**WORK TO COMPLETE:** In the records below, some lines hold the word "data". Copy each of those lines.

┄┄┄┄┄┄┄┄┄┄┄┄┄┄┄┄┄┄┄┄

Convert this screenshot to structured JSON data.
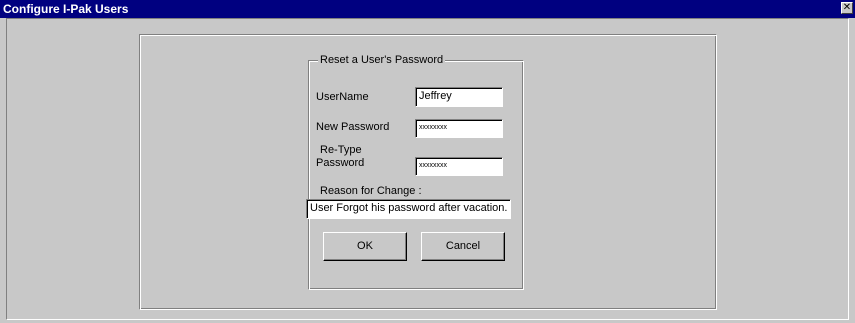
{
  "window": {
    "title": "Configure I-Pak Users",
    "close_glyph": "✕"
  },
  "group": {
    "legend": "Reset a User's Password"
  },
  "fields": {
    "username_label": "UserName",
    "username_value": "Jeffrey",
    "new_password_label": "New Password",
    "new_password_value": "xxxxxxxx",
    "retype_label_line1": "Re-Type",
    "retype_label_line2": "Password",
    "retype_value": "xxxxxxxx",
    "reason_label": "Reason for Change :",
    "reason_value": "User Forgot his password after vacation."
  },
  "buttons": {
    "ok_label": "OK",
    "cancel_label": "Cancel"
  },
  "colors": {
    "titlebar": "#000080",
    "dialog_face": "#c8c8c8"
  }
}
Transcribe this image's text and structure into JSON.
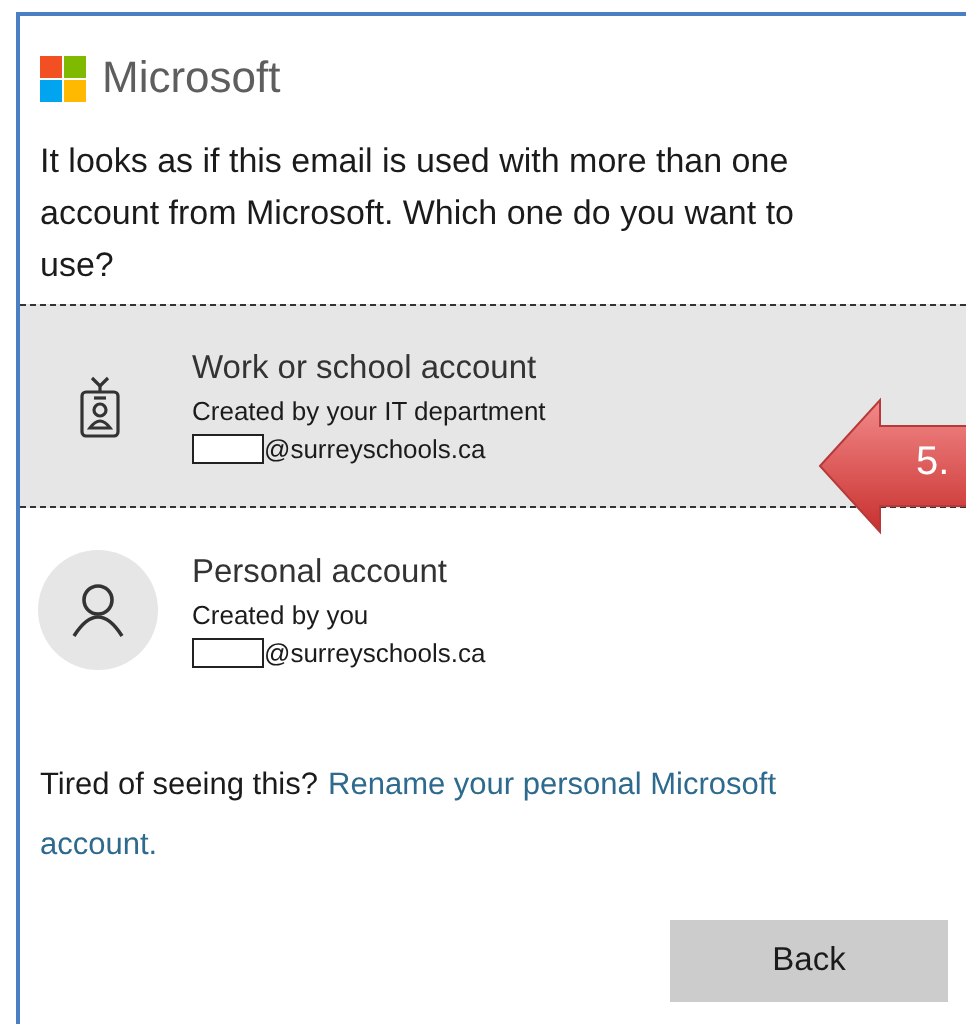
{
  "brand": "Microsoft",
  "prompt": "It looks as if this email is used with more than one account from Microsoft. Which one do you want to use?",
  "accounts": [
    {
      "kind": "work",
      "title": "Work or school account",
      "subtitle": "Created by your IT department",
      "email": "@surreyschools.ca",
      "selected": true
    },
    {
      "kind": "personal",
      "title": "Personal account",
      "subtitle": "Created by you",
      "email": "@surreyschools.ca",
      "selected": false
    }
  ],
  "footer": {
    "text": "Tired of seeing this?",
    "link_lines": [
      "Rename your personal Microsoft",
      "account."
    ]
  },
  "back_button": "Back",
  "callout": {
    "label": "5."
  }
}
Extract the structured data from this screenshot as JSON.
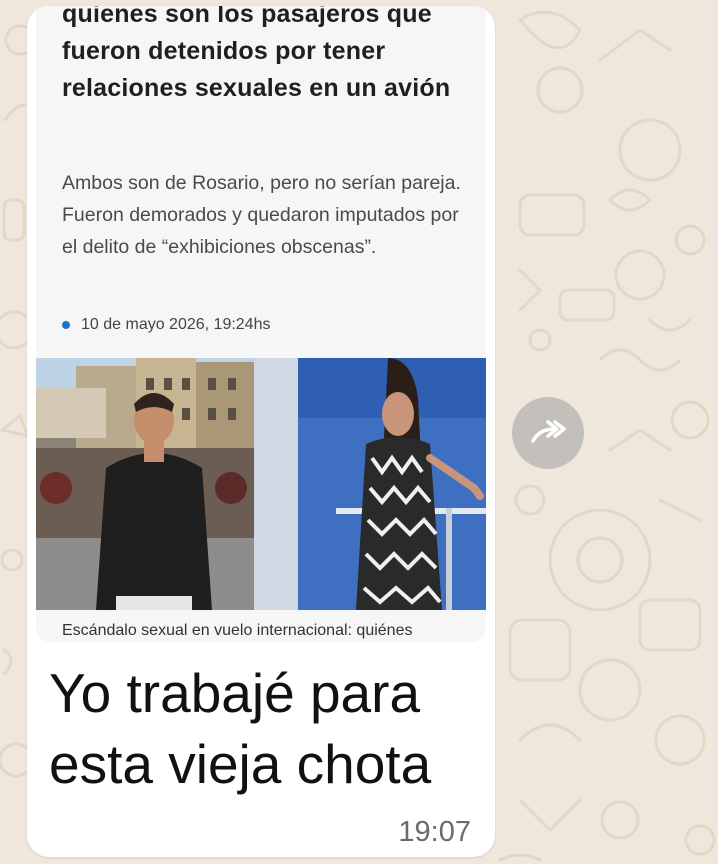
{
  "article": {
    "headline": "quienes son los pasajeros que fueron detenidos por tener relaciones sexuales en un avión",
    "summary": "Ambos son de Rosario, pero no serían pareja. Fueron demorados y quedaron imputados por el delito de “exhibiciones obscenas”.",
    "date": "10 de mayo 2026, 19:24hs",
    "caption": "Escándalo sexual en vuelo internacional: quiénes"
  },
  "message": {
    "line1": "Yo trabajé para",
    "line2": "esta vieja chota",
    "time": "19:07"
  },
  "icons": {
    "forward": "forward-arrow-icon"
  },
  "colors": {
    "wallpaper": "#efe7dc",
    "bubble": "#ffffff",
    "card": "#f6f6f6",
    "date_dot": "#1a73c8",
    "forward_button": "#c3c0bb"
  }
}
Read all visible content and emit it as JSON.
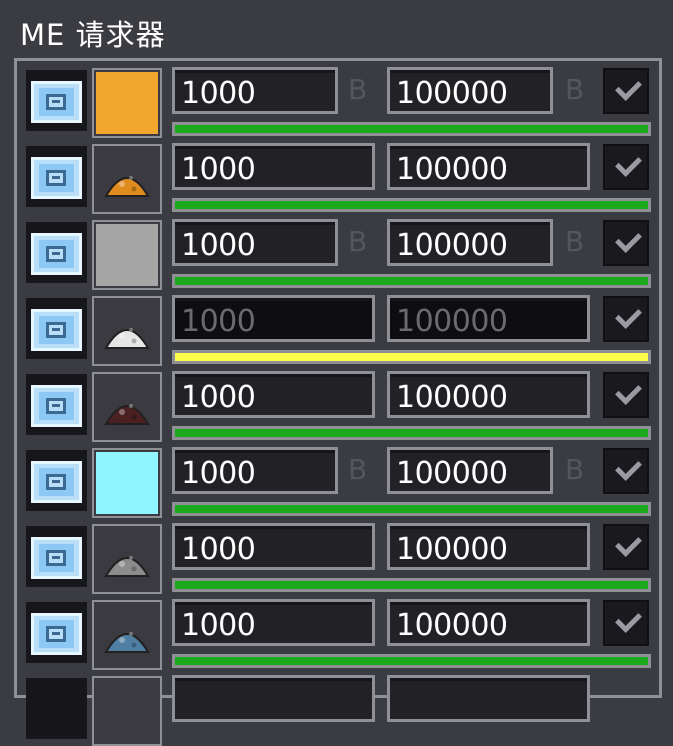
{
  "window": {
    "title": "ME 请求器"
  },
  "unit_label": "B",
  "check_icon": "check-icon",
  "rows": [
    {
      "item": "orange-block",
      "item_color": "#f2a62b",
      "min": "1000",
      "max": "100000",
      "unit": true,
      "enabled": true,
      "status": "ok"
    },
    {
      "item": "orange-dust",
      "item_color": "#e08b1e",
      "min": "1000",
      "max": "100000",
      "unit": false,
      "enabled": true,
      "status": "ok"
    },
    {
      "item": "gray-block",
      "item_color": "#a6a6a6",
      "min": "1000",
      "max": "100000",
      "unit": true,
      "enabled": true,
      "status": "ok"
    },
    {
      "item": "white-dust",
      "item_color": "#e6e6e6",
      "min": "1000",
      "max": "100000",
      "unit": false,
      "enabled": false,
      "status": "warning"
    },
    {
      "item": "dark-red-dust",
      "item_color": "#4a2020",
      "min": "1000",
      "max": "100000",
      "unit": false,
      "enabled": true,
      "status": "ok"
    },
    {
      "item": "cyan-block",
      "item_color": "#8ef4ff",
      "min": "1000",
      "max": "100000",
      "unit": true,
      "enabled": true,
      "status": "ok"
    },
    {
      "item": "gray-dust",
      "item_color": "#8c8c8c",
      "min": "1000",
      "max": "100000",
      "unit": false,
      "enabled": true,
      "status": "ok"
    },
    {
      "item": "blue-dust",
      "item_color": "#4f7fa3",
      "min": "1000",
      "max": "100000",
      "unit": false,
      "enabled": true,
      "status": "ok"
    }
  ],
  "colors": {
    "progress_ok": "#1ca81c",
    "progress_warning": "#ffff4a",
    "button_face": "#b8def8"
  }
}
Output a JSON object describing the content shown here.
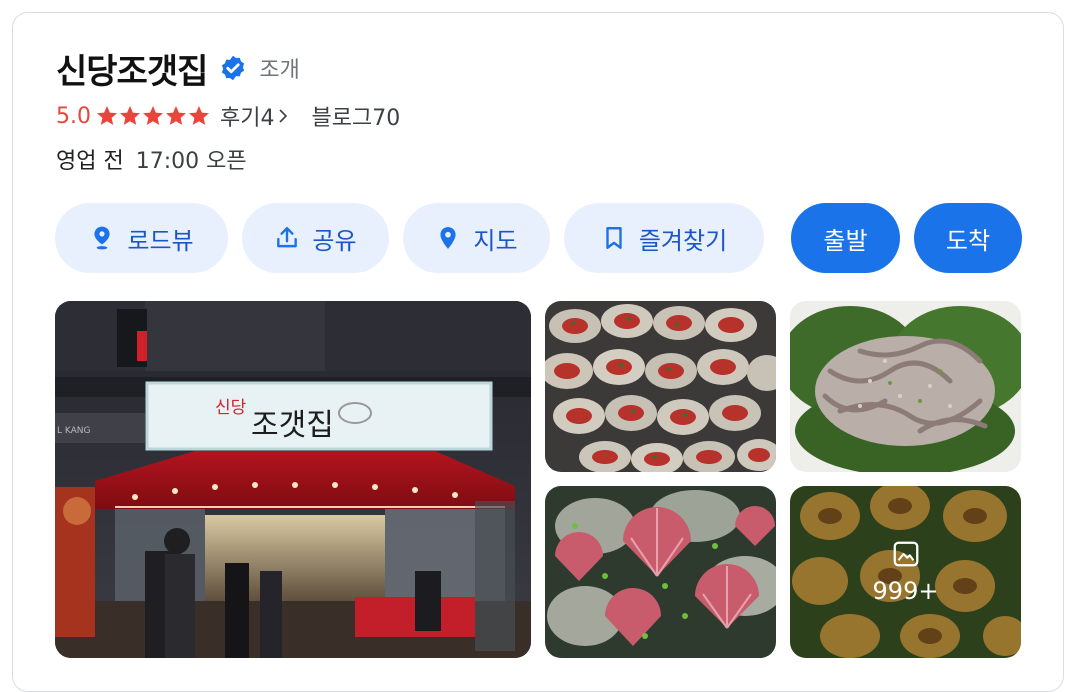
{
  "place": {
    "name": "신당조갯집",
    "category": "조개",
    "rating": "5.0",
    "stars": 5,
    "reviews_label": "후기4",
    "blog_label": "블로그70",
    "hours_status": "영업 전",
    "hours_time": "17:00 오픈"
  },
  "actions": {
    "roadview": "로드뷰",
    "share": "공유",
    "map": "지도",
    "bookmark": "즐겨찾기",
    "depart": "출발",
    "arrive": "도착"
  },
  "photos": {
    "more_count": "999+",
    "sign_text_small": "신당",
    "sign_text_large": "조갯집",
    "storefront_side_text": "L KANG"
  },
  "colors": {
    "accent": "#1a73e8",
    "rating": "#e8453c",
    "chip_bg": "#e8f0fe"
  }
}
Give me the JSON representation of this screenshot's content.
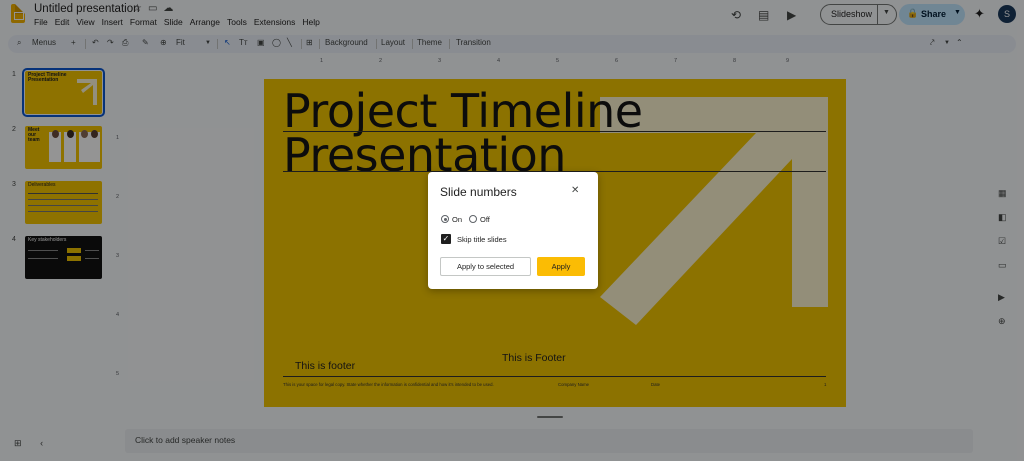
{
  "app": {
    "doc_title": "Untitled presentation",
    "menus": [
      "File",
      "Edit",
      "View",
      "Insert",
      "Format",
      "Slide",
      "Arrange",
      "Tools",
      "Extensions",
      "Help"
    ],
    "slideshow_label": "Slideshow",
    "share_label": "Share",
    "avatar_letter": "S"
  },
  "toolbar": {
    "search_label": "Menus",
    "zoom_label": "Fit",
    "background_label": "Background",
    "layout_label": "Layout",
    "theme_label": "Theme",
    "transition_label": "Transition"
  },
  "filmstrip": {
    "slides": [
      {
        "num": "1",
        "title": "Project Timeline Presentation"
      },
      {
        "num": "2",
        "title": "Meet our team"
      },
      {
        "num": "3",
        "title": "Deliverables"
      },
      {
        "num": "4",
        "title": "Key stakeholders"
      }
    ]
  },
  "ruler": {
    "h": [
      "1",
      "2",
      "3",
      "4",
      "5",
      "6",
      "7",
      "8",
      "9"
    ],
    "v": [
      "1",
      "2",
      "3",
      "4",
      "5"
    ]
  },
  "slide": {
    "title_line1": "Project Timeline",
    "title_line2": "Presentation",
    "footer_left": "This is footer",
    "footer_center": "This is Footer",
    "small_text": "This is your space for legal copy. State whether the information is confidential and how it's intended to be used.",
    "company": "Company Name",
    "date": "Date",
    "page_no": "1",
    "accent": "#f2c500"
  },
  "dialog": {
    "title": "Slide numbers",
    "on_label": "On",
    "off_label": "Off",
    "selected": "On",
    "skip_title_label": "Skip title slides",
    "skip_title_checked": true,
    "apply_selected_label": "Apply to selected",
    "apply_label": "Apply"
  },
  "notes": {
    "placeholder": "Click to add speaker notes"
  }
}
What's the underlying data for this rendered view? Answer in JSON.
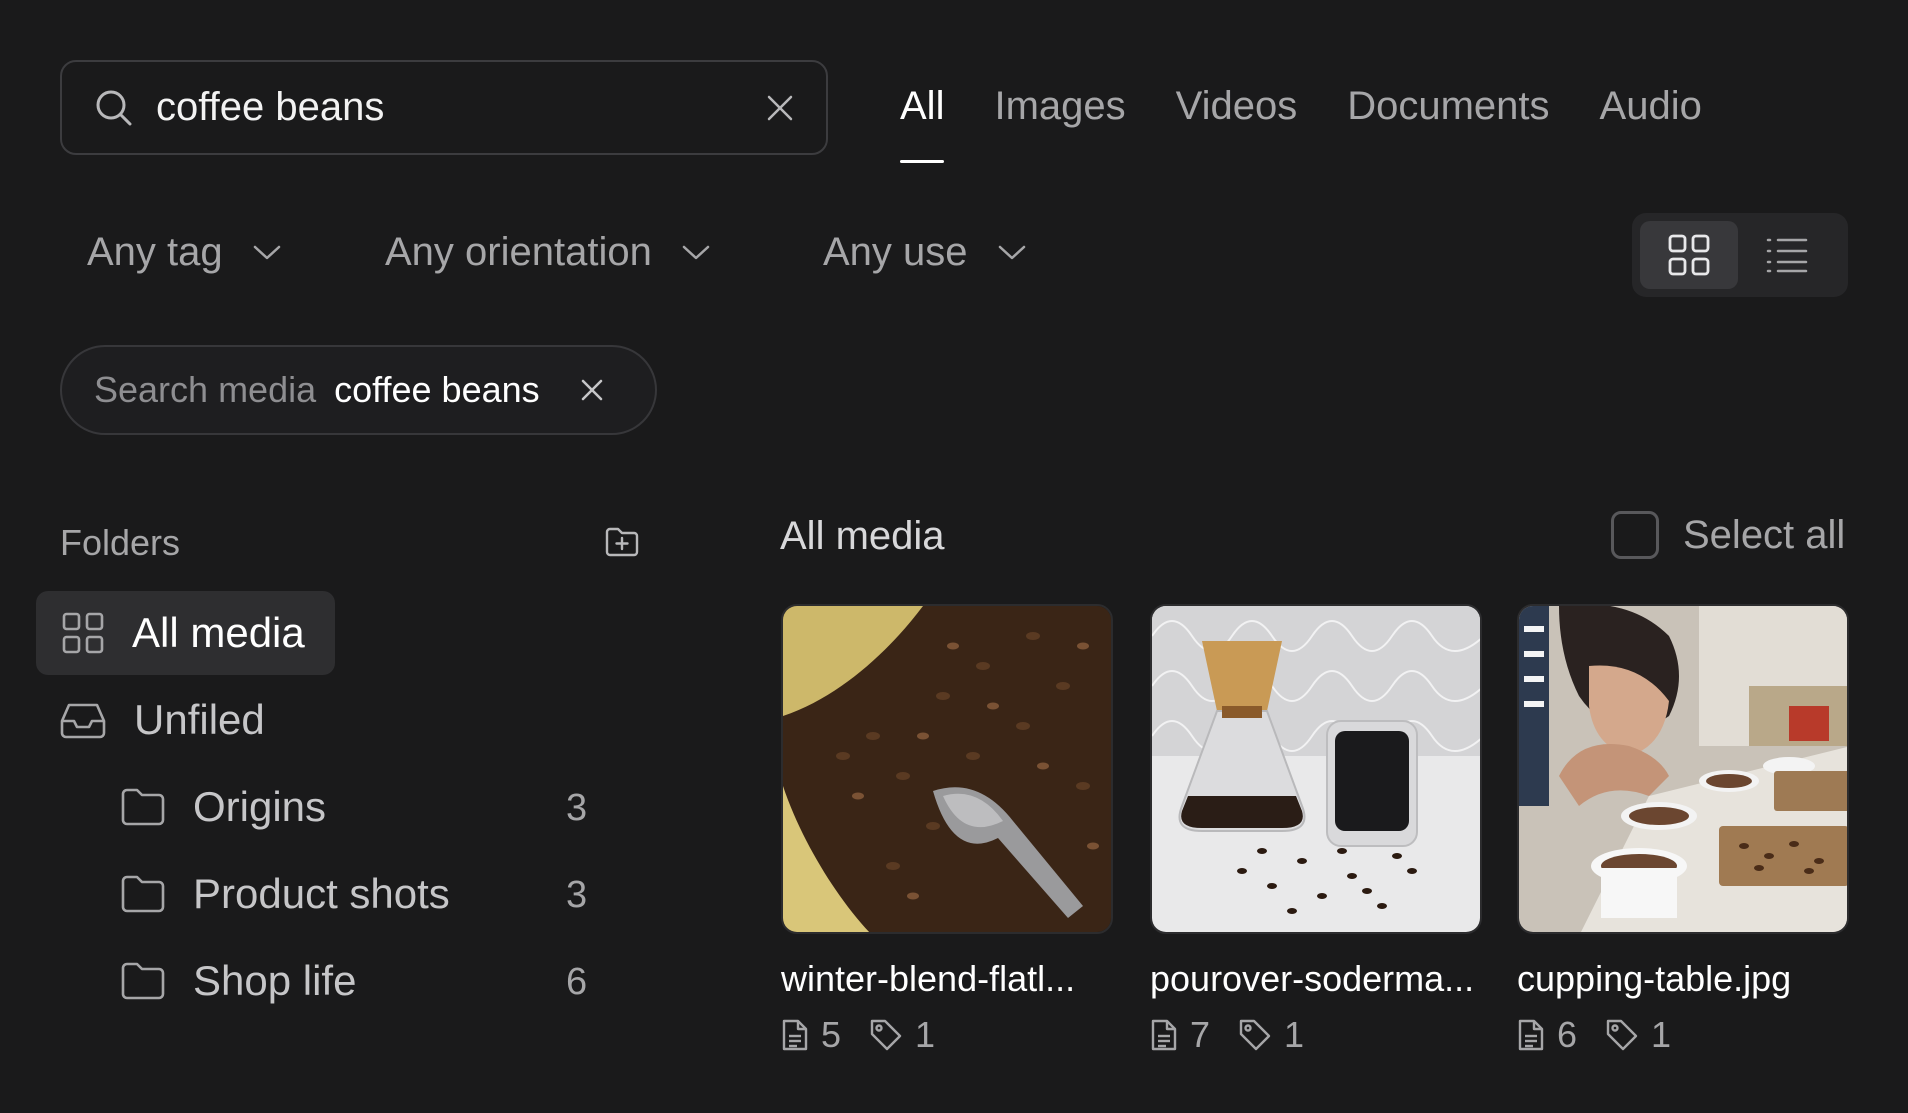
{
  "search": {
    "value": "coffee beans",
    "placeholder": "Search media"
  },
  "tabs": [
    {
      "label": "All",
      "active": true
    },
    {
      "label": "Images",
      "active": false
    },
    {
      "label": "Videos",
      "active": false
    },
    {
      "label": "Documents",
      "active": false
    },
    {
      "label": "Audio",
      "active": false
    }
  ],
  "filters": [
    {
      "label": "Any tag"
    },
    {
      "label": "Any orientation"
    },
    {
      "label": "Any use"
    }
  ],
  "view_mode": "grid",
  "chip": {
    "label": "Search media",
    "value": "coffee beans"
  },
  "sidebar": {
    "heading": "Folders",
    "items": [
      {
        "label": "All media",
        "active": true
      },
      {
        "label": "Unfiled",
        "active": false
      },
      {
        "label": "Origins",
        "count": "3"
      },
      {
        "label": "Product shots",
        "count": "3"
      },
      {
        "label": "Shop life",
        "count": "6"
      }
    ]
  },
  "main": {
    "title": "All media",
    "select_all_label": "Select all",
    "items": [
      {
        "name": "winter-blend-flatl...",
        "files": "5",
        "tags": "1",
        "thumbnail": "coffee beans in burlap sack with metal scoop"
      },
      {
        "name": "pourover-soderma...",
        "files": "7",
        "tags": "1",
        "thumbnail": "glass pour-over carafe and cup with scattered beans"
      },
      {
        "name": "cupping-table.jpg",
        "files": "6",
        "tags": "1",
        "thumbnail": "person cupping coffee at table with white cups"
      }
    ]
  },
  "colors": {
    "background": "#1a1a1b",
    "text_primary": "#ffffff",
    "text_secondary": "#a6a6a8",
    "border": "#3c3c3f",
    "active_bg": "#2e2e30"
  }
}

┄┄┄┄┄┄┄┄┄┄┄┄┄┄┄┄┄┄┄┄

**RESULT OF THE EXERCISE:**
Convert this screenshot to structured JSON data.
Extract the structured data from this screenshot as JSON.
What's the underlying data for this rendered view? Answer in JSON.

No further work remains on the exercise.